The Rust compiler correctly reports a bug that the thing returned by output_signal does not live long enough for data to return something with a lifetime associated to the lifetime of foo.

So finally, my question:

How can I change the signature of my functions so that they properly propagate their lifetimes?


Some of the function signatures used:

The data method:

impl<D, B> BufferBase<D, B>
	where D: ndarray::Data<Elem = f32>,
	      B: marker::Marker
	fn data(&self) -> ArrayView1<f32> {

The output_signal trait and method:

trait HasOutputSignal
	fn output_signal(&self) -> BiasedSignalView;
impl HasOutputSignal for ContainerLayer {
	fn output_signal(&self) -> BiasedSignalView {
		self.output_layer().output_signal() // Just forwards to other trait implementors

I hope this helps … :S


Because you declare o inside of the function, after the function ends, o will be deallocated. But you’re returning a reference to o, and so, o does not live long enough.

To refer to your title, you cannot use lifetimes to make things live longer, that is, lifetimes are descriptive not prescriptive.


Thank you for your response.

The problem is that o is just a borrowing structure with a lifetime associated to its borrowed content.
So o as well as a are nothing else as fancy wrappers around a basic &[f32] slice.

So demonstrate that:

  • self trivially has self lifetime
  • self.layers too
  • self.get_layers() is just added for clarity and simply returns a ref to self.layers, so same lifetime
  • self.get_layers().output_signal() returns a fancy &[f32] slice with borrowed content from self.layers, so while o has the lifetime of function foo its borrowed data has the lifetime of self.
  • self.get_layers().output_signal().data() same as for o.

What the compiler does: It infers the lifetime of o.
What I want: I want the compiler to infer the lifetime of o's and a's borrowed content (which is just the same as the lifetime of self) since it is the only thing they all really share.


To summarize it: I want to do more or less the same as done in the ndarray crate, for example here. The only difference is that I build my code on top of ndarray and thus have no access to its internals.


I think the problem is that data() returns a reference to ArrayView<'a>, and although ArrayView<'a> itself holds a reference to a slice valid for 'a, you’re borrowing the data from a BiasedSignalView; it, however, gets destroyed at function end.

One way to fix this is to make data take self, rather than &self, and consume (detach) the buffer from the view.


Thank you for the summary of the problem, vitalyd.

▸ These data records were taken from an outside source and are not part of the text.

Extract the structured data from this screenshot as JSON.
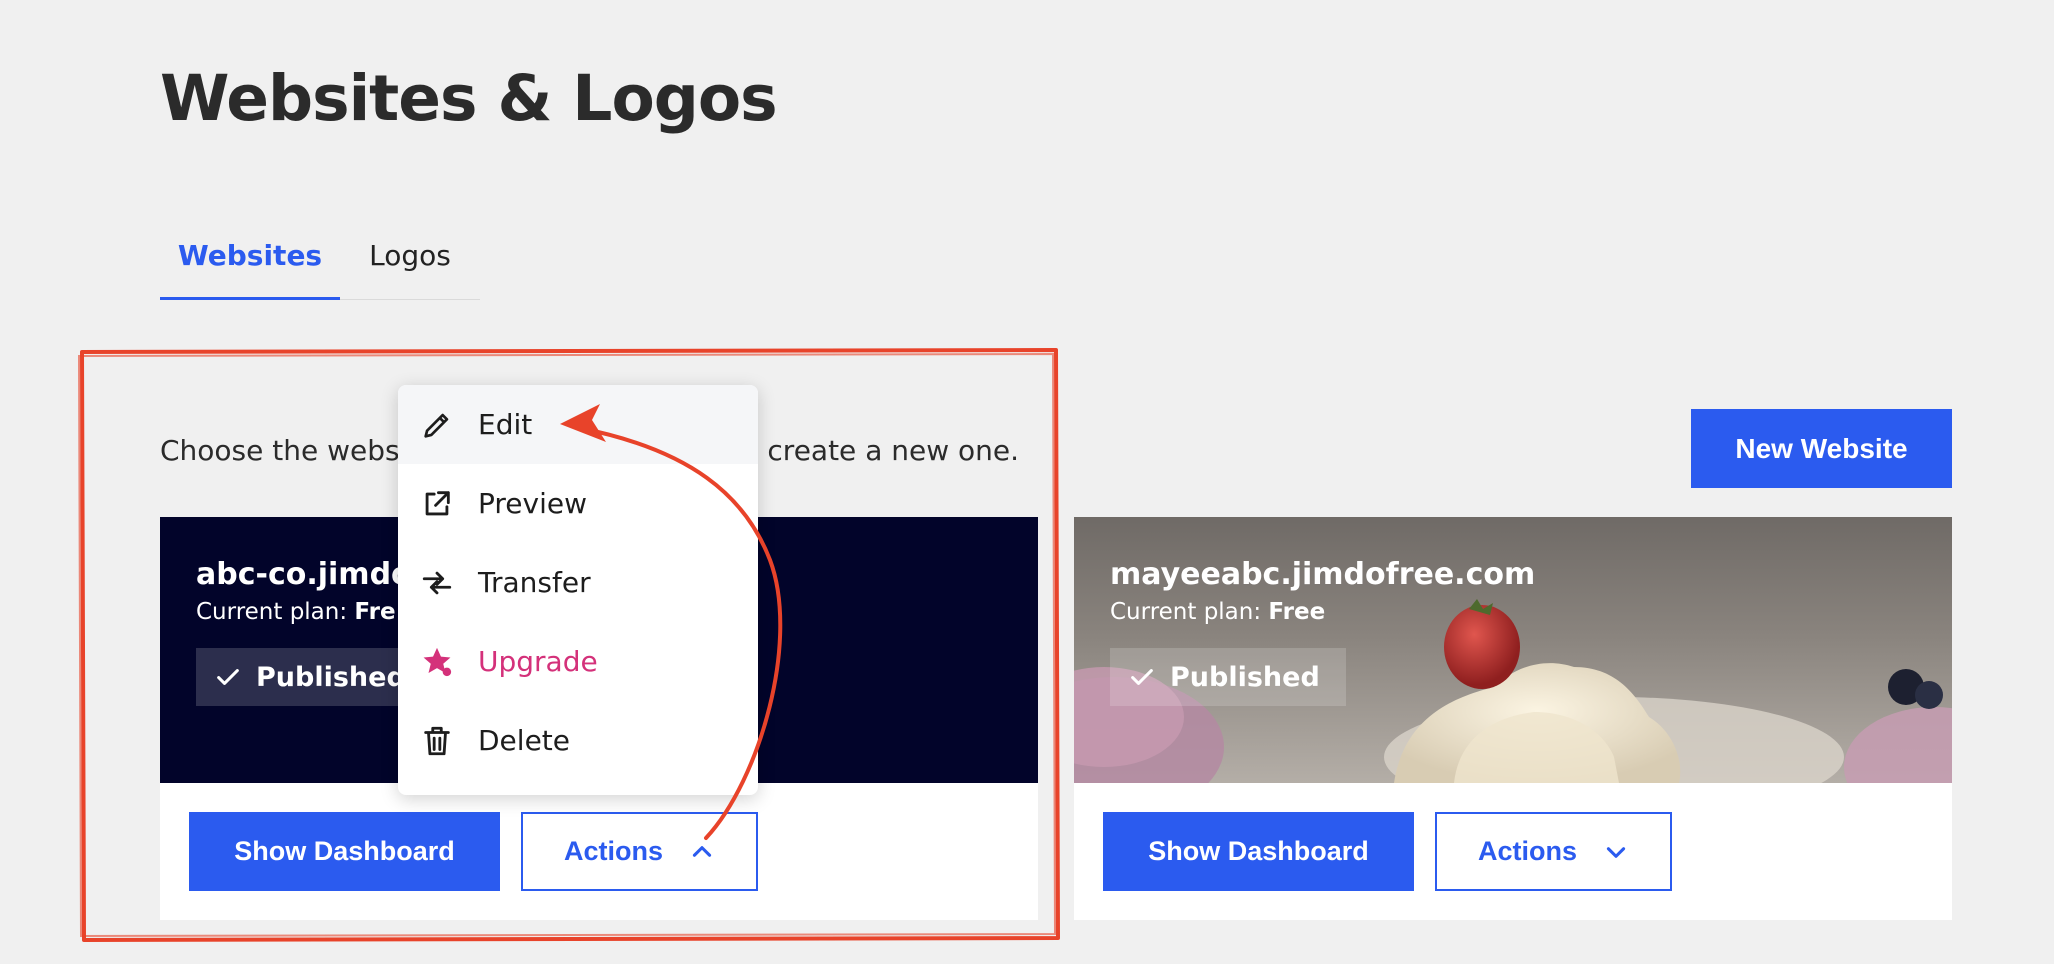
{
  "header": {
    "title": "Websites & Logos"
  },
  "tabs": [
    {
      "label": "Websites",
      "active": true
    },
    {
      "label": "Logos",
      "active": false
    }
  ],
  "intro": {
    "before": "Choose the websi",
    "after": "create a new one."
  },
  "new_website_label": "New Website",
  "sites": [
    {
      "name": "abc-co.jimdo",
      "plan_label": "Current plan:",
      "plan_value": "Fre",
      "status": "Published",
      "dashboard_label": "Show Dashboard",
      "actions_label": "Actions",
      "actions_open": true
    },
    {
      "name": "mayeeabc.jimdofree.com",
      "plan_label": "Current plan:",
      "plan_value": "Free",
      "status": "Published",
      "dashboard_label": "Show Dashboard",
      "actions_label": "Actions",
      "actions_open": false
    }
  ],
  "actions_menu": {
    "items": [
      {
        "label": "Edit",
        "icon": "pencil-icon"
      },
      {
        "label": "Preview",
        "icon": "external-link-icon"
      },
      {
        "label": "Transfer",
        "icon": "transfer-arrows-icon"
      },
      {
        "label": "Upgrade",
        "icon": "star-icon"
      },
      {
        "label": "Delete",
        "icon": "trash-icon"
      }
    ]
  },
  "colors": {
    "accent": "#2b5bef",
    "upgrade": "#d4317a",
    "annotation": "#e8432a",
    "card1_hero": "#02042a",
    "page_bg": "#f0f0f0"
  }
}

However, data() does not return a reference to ArrayView<'a> it simply returns an ArrayView<'a> as do all other view-based methods. None of them returns a reference which is why the Rust compiler is getting confused since the real lifetime annotation is stuck within the ArrayView type representation and the same counts for the ArrayView wrapper types.

Following your tip to provide methods taking self instead of &self or &mut self I have successfully implemented a simple into_data() respective to former data() which was quite simple. However, this did not work out (yet) for other functions, such as unbias() (which is substantially important for me) since it does an internal transformation of its ArrayView as can be seen here. The code is currently commented out since I replaced it with a very horrible hack for as long as this issue is not solved.


I did some refactoring of my code base following your tip with self argument and so-called into_X methods. This approach, although not solving my initial lifetime problem and being more “ugly” since it requires some boilerplate code and boilerplate API, worked for my current problems.



Sorry, I didn’t elaborate properly (I’m on mobile still, so may not elaborate as much as is helpful - let me know and I’ll come back to it again :slight_smile: ).

The compiler thinks you’re borrowing because of how input lifetimes are associated with output lifetimes. When you call data(&self) on the BiasedSignalView<'a>, the 'a and the elided lifetime of the &self borrow are unrelated. Spelled out without elision it’s fn data<'_elided>(&'_elided self) -> ArrayView<'_elided, f32>. If you want to return something with the lifetime of the value itself, you need to specify that in the return type of the method. Otherwise the compiler associates the value with '_elided and that’s shorter than 'a here.